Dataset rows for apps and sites
↓
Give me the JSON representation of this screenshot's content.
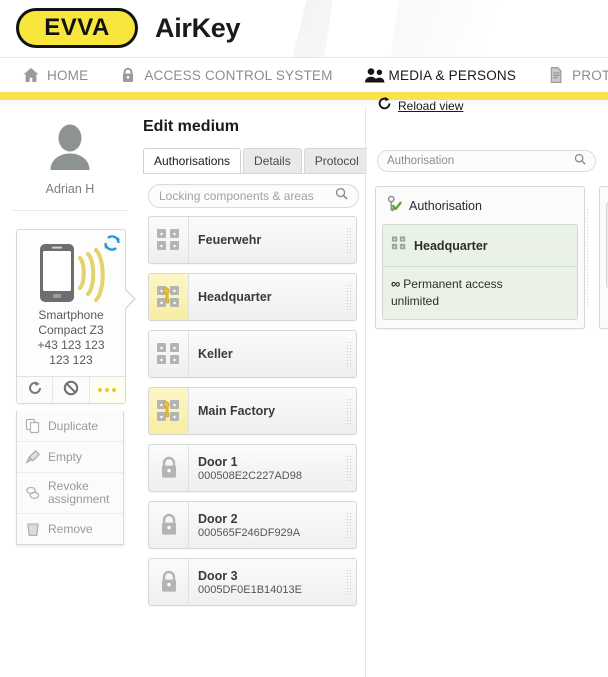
{
  "brand": {
    "logo_text": "EVVA",
    "product": "AirKey"
  },
  "nav": {
    "items": [
      {
        "label": "HOME",
        "icon": "home-icon",
        "active": false
      },
      {
        "label": "ACCESS CONTROL SYSTEM",
        "icon": "lock-icon",
        "active": false
      },
      {
        "label": "MEDIA & PERSONS",
        "icon": "people-icon",
        "active": true
      },
      {
        "label": "PROTOCOLS",
        "icon": "document-icon",
        "active": false
      },
      {
        "label": "",
        "icon": "person-icon",
        "active": false
      }
    ]
  },
  "sidebar": {
    "person": {
      "name": "Adrian H",
      "avatar_icon": "avatar-icon"
    },
    "device": {
      "sync_badge_icon": "sync-badge-icon",
      "phone_icon": "smartphone-nfc-icon",
      "line1": "Smartphone",
      "line2": "Compact Z3",
      "line3": "+43 123 123",
      "line4": "123 123",
      "actions": [
        {
          "name": "refresh",
          "icon": "refresh-icon",
          "active": false
        },
        {
          "name": "block",
          "icon": "block-icon",
          "active": false
        },
        {
          "name": "more",
          "icon": "ellipsis-icon",
          "active": true
        }
      ]
    },
    "menu": {
      "items": [
        {
          "label": "Duplicate",
          "icon": "copy-icon"
        },
        {
          "label": "Empty",
          "icon": "brush-icon"
        },
        {
          "label": "Revoke assignment",
          "icon": "revoke-icon"
        },
        {
          "label": "Remove",
          "icon": "trash-icon"
        }
      ]
    }
  },
  "main": {
    "title": "Edit medium",
    "tabs": [
      {
        "label": "Authorisations",
        "active": true
      },
      {
        "label": "Details",
        "active": false
      },
      {
        "label": "Protocol",
        "active": false
      }
    ],
    "reload": {
      "label": "Reload view",
      "icon": "reload-icon"
    },
    "search": {
      "placeholder": "Locking components & areas",
      "value": "",
      "icon": "search-icon"
    },
    "list": [
      {
        "title": "Feuerwehr",
        "subtitle": "",
        "icon": "area-locks-icon",
        "highlighted": false
      },
      {
        "title": "Headquarter",
        "subtitle": "",
        "icon": "area-locks-key-icon",
        "highlighted": true
      },
      {
        "title": "Keller",
        "subtitle": "",
        "icon": "area-locks-icon",
        "highlighted": false
      },
      {
        "title": "Main Factory",
        "subtitle": "",
        "icon": "area-locks-key-icon",
        "highlighted": true
      },
      {
        "title": "Door 1",
        "subtitle": "000508E2C227AD98",
        "icon": "lock-icon",
        "highlighted": false
      },
      {
        "title": "Door 2",
        "subtitle": "000565F246DF929A",
        "icon": "lock-icon",
        "highlighted": false
      },
      {
        "title": "Door 3",
        "subtitle": "0005DF0E1B14013E",
        "icon": "lock-icon",
        "highlighted": false
      }
    ]
  },
  "right": {
    "search": {
      "placeholder": "Authorisation",
      "value": "",
      "icon": "search-icon"
    },
    "cards": [
      {
        "header": "Authorisation",
        "header_icon": "key-check-icon",
        "name": "Headquarter",
        "name_icon": "area-locks-small-icon",
        "access_symbol": "∞",
        "access_line1": "Permanent access",
        "access_line2": "unlimited"
      }
    ]
  },
  "colors": {
    "brand_yellow": "#f8e63c",
    "bar_yellow": "#f9e34a",
    "highlight_yellow": "#f7eda4",
    "auth_green": "#eaf2e6",
    "auth_green_border": "#cfdccd"
  }
}
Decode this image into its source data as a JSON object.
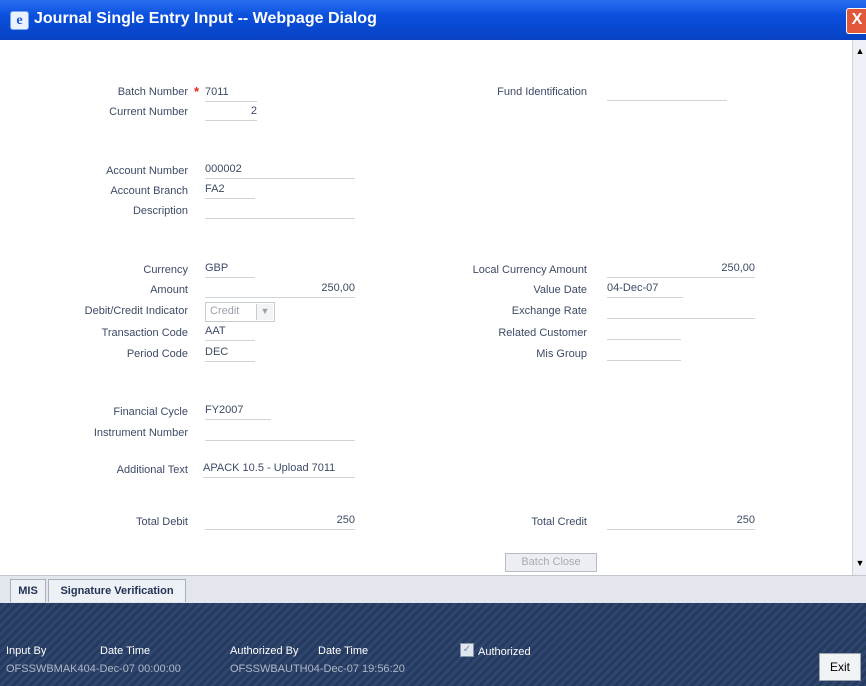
{
  "window": {
    "title": "Journal Single Entry Input -- Webpage Dialog",
    "close_symbol": "X"
  },
  "form": {
    "batch_number": {
      "label": "Batch Number",
      "value": "7011"
    },
    "current_number": {
      "label": "Current Number",
      "value": "2"
    },
    "fund_identification": {
      "label": "Fund Identification",
      "value": ""
    },
    "account_number": {
      "label": "Account Number",
      "value": "000002"
    },
    "account_branch": {
      "label": "Account Branch",
      "value": "FA2"
    },
    "description": {
      "label": "Description",
      "value": ""
    },
    "currency": {
      "label": "Currency",
      "value": "GBP"
    },
    "local_currency_amount": {
      "label": "Local Currency Amount",
      "value": "250,00"
    },
    "amount": {
      "label": "Amount",
      "value": "250,00"
    },
    "value_date": {
      "label": "Value Date",
      "value": "04-Dec-07"
    },
    "debit_credit_indicator": {
      "label": "Debit/Credit Indicator",
      "value": "Credit"
    },
    "exchange_rate": {
      "label": "Exchange Rate",
      "value": ""
    },
    "transaction_code": {
      "label": "Transaction Code",
      "value": "AAT"
    },
    "related_customer": {
      "label": "Related Customer",
      "value": ""
    },
    "period_code": {
      "label": "Period Code",
      "value": "DEC"
    },
    "mis_group": {
      "label": "Mis Group",
      "value": ""
    },
    "financial_cycle": {
      "label": "Financial Cycle",
      "value": "FY2007"
    },
    "instrument_number": {
      "label": "Instrument Number",
      "value": ""
    },
    "additional_text": {
      "label": "Additional Text",
      "value": "APACK 10.5 - Upload 7011"
    },
    "total_debit": {
      "label": "Total Debit",
      "value": "250"
    },
    "total_credit": {
      "label": "Total Credit",
      "value": "250"
    },
    "batch_close_label": "Batch Close"
  },
  "tabs": [
    {
      "label": "MIS"
    },
    {
      "label": "Signature Verification"
    }
  ],
  "footer": {
    "input_by_label": "Input By",
    "date_time_label": "Date Time",
    "authorized_by_label": "Authorized By",
    "auth_date_time_label": "Date Time",
    "authorized_label": "Authorized",
    "authorized_checked": true,
    "input_by_value": "OFSSWBMAK404-Dec-07 00:00:00",
    "authorized_by_value": "OFSSWBAUTH04-Dec-07 19:56:20",
    "exit_label": "Exit"
  }
}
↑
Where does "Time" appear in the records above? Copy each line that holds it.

    "date_time_label": "Date Time",
    "auth_date_time_label": "Date Time",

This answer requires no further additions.